## Your instructions
Your copy should match the records below exactly, except for the pictures.
Segment Start: The records
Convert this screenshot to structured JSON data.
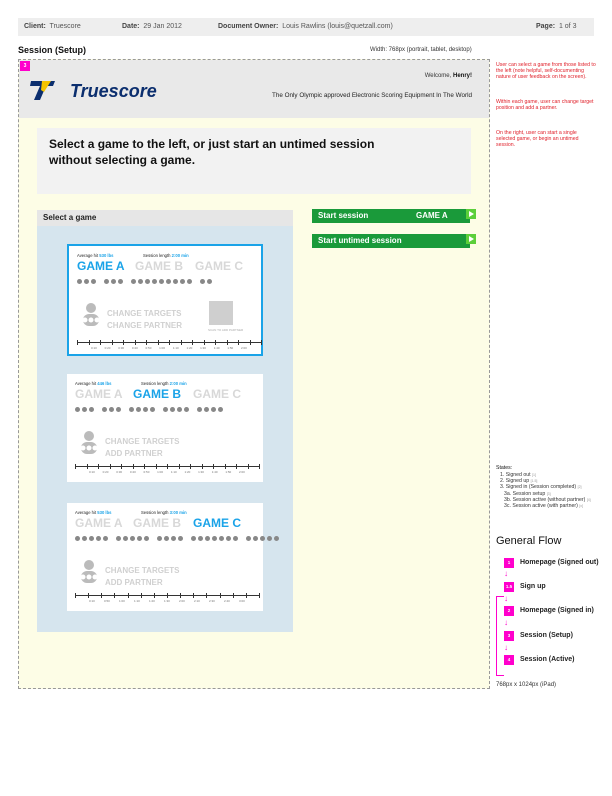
{
  "doc_header": {
    "client_label": "Client:",
    "client_value": "Truescore",
    "date_label": "Date:",
    "date_value": "29 Jan 2012",
    "owner_label": "Document Owner:",
    "owner_value": "Louis Rawlins (louis@quetzall.com)",
    "page_label": "Page:",
    "page_value": "1 of 3"
  },
  "page_title": "Session (Setup)",
  "width_note": "Width: 768px (portrait, tablet, desktop)",
  "frame_number": "3",
  "site": {
    "logo_text": "Truescore",
    "welcome_prefix": "Welcome, ",
    "welcome_name": "Henry!",
    "tagline": "The Only Olympic approved Electronic Scoring Equipment In The World"
  },
  "prompt": "Select a game to the left, or just start an untimed session without selecting a game.",
  "games_heading": "Select a game",
  "buttons": {
    "start_session": "Start session",
    "start_session_game": "GAME A",
    "start_untimed": "Start untimed session"
  },
  "cards": [
    {
      "avg_hit_label": "Average hit",
      "avg_hit_value": "530 lbs",
      "session_length_label": "Session length",
      "session_length_value": "2:00 min",
      "games": [
        "GAME A",
        "GAME B",
        "GAME C"
      ],
      "active": 0,
      "action1": "CHANGE TARGETS",
      "action2": "CHANGE PARTNER",
      "qr_label": "SCAN TO ADD PARTNER",
      "dot_groups": [
        3,
        3,
        9,
        2
      ],
      "ticks": 16,
      "tick_labels": [
        "0:10",
        "0:20",
        "0:30",
        "0:40",
        "0:50",
        "1:00",
        "1:10",
        "1:20",
        "1:30",
        "1:40",
        "1:50",
        "2:00"
      ]
    },
    {
      "avg_hit_label": "Average hit",
      "avg_hit_value": "446 lbs",
      "session_length_label": "Session length",
      "session_length_value": "2:00 min",
      "games": [
        "GAME A",
        "GAME B",
        "GAME C"
      ],
      "active": 1,
      "action1": "CHANGE TARGETS",
      "action2": "ADD PARTNER",
      "dot_groups": [
        3,
        3,
        4,
        4,
        4
      ],
      "ticks": 16,
      "tick_labels": [
        "0:10",
        "0:20",
        "0:30",
        "0:40",
        "0:50",
        "1:00",
        "1:10",
        "1:20",
        "1:30",
        "1:40",
        "1:50",
        "2:00"
      ]
    },
    {
      "avg_hit_label": "Average hit",
      "avg_hit_value": "530 lbs",
      "session_length_label": "Session length",
      "session_length_value": "3:00 min",
      "games": [
        "GAME A",
        "GAME B",
        "GAME C"
      ],
      "active": 2,
      "action1": "CHANGE TARGETS",
      "action2": "ADD PARTNER",
      "dot_groups": [
        5,
        5,
        4,
        7,
        5
      ],
      "ticks": 14,
      "tick_labels": [
        "0:10",
        "0:50",
        "1:00",
        "1:10",
        "1:20",
        "1:30",
        "2:00",
        "2:10",
        "2:30",
        "2:40",
        "3:00"
      ]
    }
  ],
  "notes": [
    "User can select a game from those listed to the left (note helpful, self-documenting nature of user feedback on the screen).",
    "Within each game, user can change target position and add a partner.",
    "On the right, user can start a single selected game, or begin an untimed session."
  ],
  "states_title": "States:",
  "states": [
    {
      "text": "1. Signed out",
      "ref": "[1]"
    },
    {
      "text": "2. Signed up",
      "ref": "[1.5]"
    },
    {
      "text": "3. Signed in (Session completed)",
      "ref": "[2]"
    },
    {
      "text": "3a. Session setup",
      "ref": "[3]"
    },
    {
      "text": "3b. Session active (without partner)",
      "ref": "[4]"
    },
    {
      "text": "3c. Session active (with partner)",
      "ref": "[x]"
    }
  ],
  "flow_title": "General Flow",
  "flow": [
    {
      "badge": "1",
      "label": "Homepage (Signed out)"
    },
    {
      "badge": "1.5",
      "label": "Sign up"
    },
    {
      "badge": "2",
      "label": "Homepage (Signed in)"
    },
    {
      "badge": "3",
      "label": "Session (Setup)"
    },
    {
      "badge": "4",
      "label": "Session (Active)"
    }
  ],
  "footnote": "768px x 1024px (iPad)",
  "colors": {
    "accent_blue": "#1aa3e8",
    "start_green": "#1a9a3a",
    "flow_magenta": "#ff00cc",
    "note_red": "#e0202a",
    "logo_navy": "#0b2e6e"
  }
}
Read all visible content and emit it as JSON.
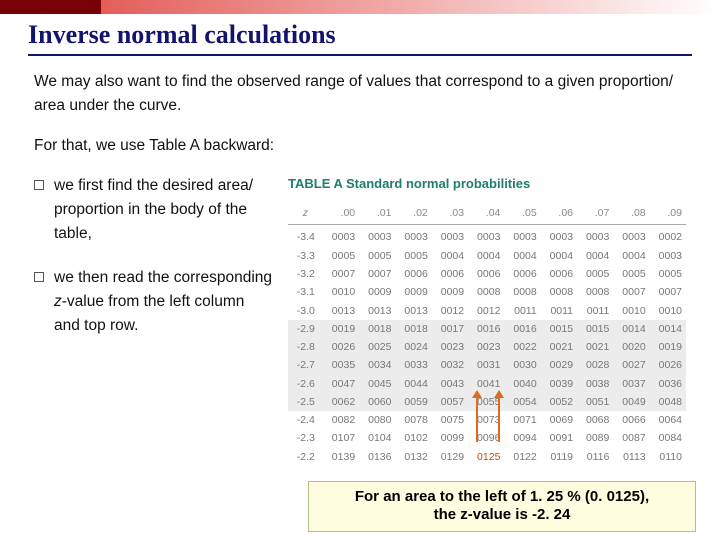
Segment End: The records
## Task solution
Convert this screenshot to structured JSON data.
{
  "doc_header": {
    "client_label": "Client:",
    "client_value": "Truescore",
    "date_label": "Date:",
    "date_value": "29 Jan 2012",
    "owner_label": "Document Owner:",
    "owner_value": "Louis Rawlins (louis@quetzall.com)",
    "page_label": "Page:",
    "page_value": "1 of 3"
  },
  "page_title": "Session (Setup)",
  "width_note": "Width: 768px (portrait, tablet, desktop)",
  "frame_number": "3",
  "site": {
    "logo_text": "Truescore",
    "welcome_prefix": "Welcome, ",
    "welcome_name": "Henry!",
    "tagline": "The Only Olympic approved Electronic Scoring Equipment In The World"
  },
  "prompt": "Select a game to the left, or just start an untimed session without selecting a game.",
  "games_heading": "Select a game",
  "buttons": {
    "start_session": "Start session",
    "start_session_game": "GAME A",
    "start_untimed": "Start untimed session"
  },
  "cards": [
    {
      "avg_hit_label": "Average hit",
      "avg_hit_value": "530 lbs",
      "session_length_label": "Session length",
      "session_length_value": "2:00 min",
      "games": [
        "GAME A",
        "GAME B",
        "GAME C"
      ],
      "active": 0,
      "action1": "CHANGE TARGETS",
      "action2": "CHANGE PARTNER",
      "qr_label": "SCAN TO ADD PARTNER",
      "dot_groups": [
        3,
        3,
        9,
        2
      ],
      "ticks": 16,
      "tick_labels": [
        "0:10",
        "0:20",
        "0:30",
        "0:40",
        "0:50",
        "1:00",
        "1:10",
        "1:20",
        "1:30",
        "1:40",
        "1:50",
        "2:00"
      ]
    },
    {
      "avg_hit_label": "Average hit",
      "avg_hit_value": "446 lbs",
      "session_length_label": "Session length",
      "session_length_value": "2:00 min",
      "games": [
        "GAME A",
        "GAME B",
        "GAME C"
      ],
      "active": 1,
      "action1": "CHANGE TARGETS",
      "action2": "ADD PARTNER",
      "dot_groups": [
        3,
        3,
        4,
        4,
        4
      ],
      "ticks": 16,
      "tick_labels": [
        "0:10",
        "0:20",
        "0:30",
        "0:40",
        "0:50",
        "1:00",
        "1:10",
        "1:20",
        "1:30",
        "1:40",
        "1:50",
        "2:00"
      ]
    },
    {
      "avg_hit_label": "Average hit",
      "avg_hit_value": "530 lbs",
      "session_length_label": "Session length",
      "session_length_value": "3:00 min",
      "games": [
        "GAME A",
        "GAME B",
        "GAME C"
      ],
      "active": 2,
      "action1": "CHANGE TARGETS",
      "action2": "ADD PARTNER",
      "dot_groups": [
        5,
        5,
        4,
        7,
        5
      ],
      "ticks": 14,
      "tick_labels": [
        "0:10",
        "0:50",
        "1:00",
        "1:10",
        "1:20",
        "1:30",
        "2:00",
        "2:10",
        "2:30",
        "2:40",
        "3:00"
      ]
    }
  ],
  "notes": [
    "User can select a game from those listed to the left (note helpful, self-documenting nature of user feedback on the screen).",
    "Within each game, user can change target position and add a partner.",
    "On the right, user can start a single selected game, or begin an untimed session."
  ],
  "states_title": "States:",
  "states": [
    {
      "text": "1. Signed out",
      "ref": "[1]"
    },
    {
      "text": "2. Signed up",
      "ref": "[1.5]"
    },
    {
      "text": "3. Signed in (Session completed)",
      "ref": "[2]"
    },
    {
      "text": "3a. Session setup",
      "ref": "[3]"
    },
    {
      "text": "3b. Session active (without partner)",
      "ref": "[4]"
    },
    {
      "text": "3c. Session active (with partner)",
      "ref": "[x]"
    }
  ],
  "flow_title": "General Flow",
  "flow": [
    {
      "badge": "1",
      "label": "Homepage (Signed out)"
    },
    {
      "badge": "1.5",
      "label": "Sign up"
    },
    {
      "badge": "2",
      "label": "Homepage (Signed in)"
    },
    {
      "badge": "3",
      "label": "Session (Setup)"
    },
    {
      "badge": "4",
      "label": "Session (Active)"
    }
  ],
  "footnote": "768px x 1024px (iPad)",
  "colors": {
    "accent_blue": "#1aa3e8",
    "start_green": "#1a9a3a",
    "flow_magenta": "#ff00cc",
    "note_red": "#e0202a",
    "logo_navy": "#0b2e6e"
  }
}
Read all visible content and emit it as JSON.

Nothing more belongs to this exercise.